My Lords, is the Minister aware of the recent research which shows that HGV drivers dislike their conditions and having to stay away overnight? With that in mind, will the Government look again at the plans for rail freight villages and palletisation of freight? That would put a lot of freight on to the railways and allow the drivers to do the last-mile deliveries, which would keep them nearer home and be more eco-friendly. I commend it to the Government.
I thank the noble Viscount for his suggestion. We in the Department for Transport are great supporters of rail freight. We have made significant investments in rail freight. It is not suitable for many of the goods moved by road, but where it is suitable we have various grants available to slightly subsidise the cost of rail freight and get that freight off the roads.
My Lords, I declare an interest as I have a C+E HGV licence. I am also an out-of-date HGV driving instructor.
The chickens are coming home to roost.
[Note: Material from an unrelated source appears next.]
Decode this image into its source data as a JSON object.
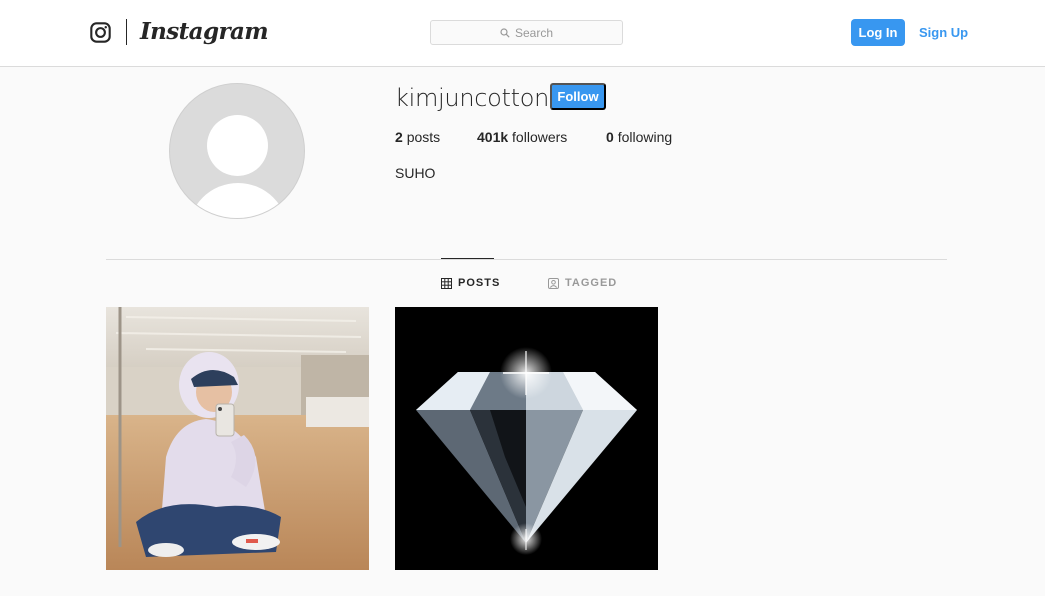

For years we have treated HGV drivers like dirt. Why would anyone want to become an HGV driver? We literally expect them to urinate and defecate away from fixed facilities. Go and look at the A34 trunk road, see how many lorries are parked up with the driver inside and think about what he is going to do in the morning.
We persecute HGV drivers with regulation. I do, however, have one suggestion for the Minister. I have an HGV licence, but I cannot use it commercially because I do not have a Driver CPC—a certificate of professional competence. If the Minister relaxed that requirement, she would have access to a large number of HGV drivers very quickly.
Gosh, do I have some jobs for my noble friend. He is, however, absolutely right: it may well be that some of these hundreds of thousands of people with HGV licences do not want to return to the sector because, historically, it has been seen as a sector that does not treat its employees very well. The only way to fix that is to get the haulier sector working with the customers and the supply chain in the distribution centres. The Government have already produced an internal report on lorry parking. We will look very carefully at what we can do to go beyond the changes to the planning system that we have already put in place.
I take my noble friend’s point on the Driver CPC. The House may remember that we were able to extend it last year, but that was using EU legislation. I will do what I can on the Driver CPC. It is a good safety mechanism, but we might be able to do something, although significant changes would require primary legislation at this time.
My Lords, has my noble friend heard the stories about considerable delays in renewing HGV licences for drivers? There seems to be a problem with the DVLA’s processing of renewal applications. Will my noble friend look at the problems in the DVLA and try to speed up the process? That would have a big impact on the number of drivers available.
That is an excellent point. I spoke to the DVLA only this afternoon, and indeed the Secretary of State and I asked it to prioritise provisional vocational licences quite some time ago. One thing that people must realise, if they are waiting for renewal of a vocational licence, is that under Section 88 it is highly likely that they would still be able to drive even though their licence has not been renewed. If your application has been done—if it is in and it is correct—under Section 88 you can still drive. We need to get that out there. I completely take my noble friend’s point, though, and we are in very frequent discussions with the DVLA to see how we can get as many licences through the system as possible.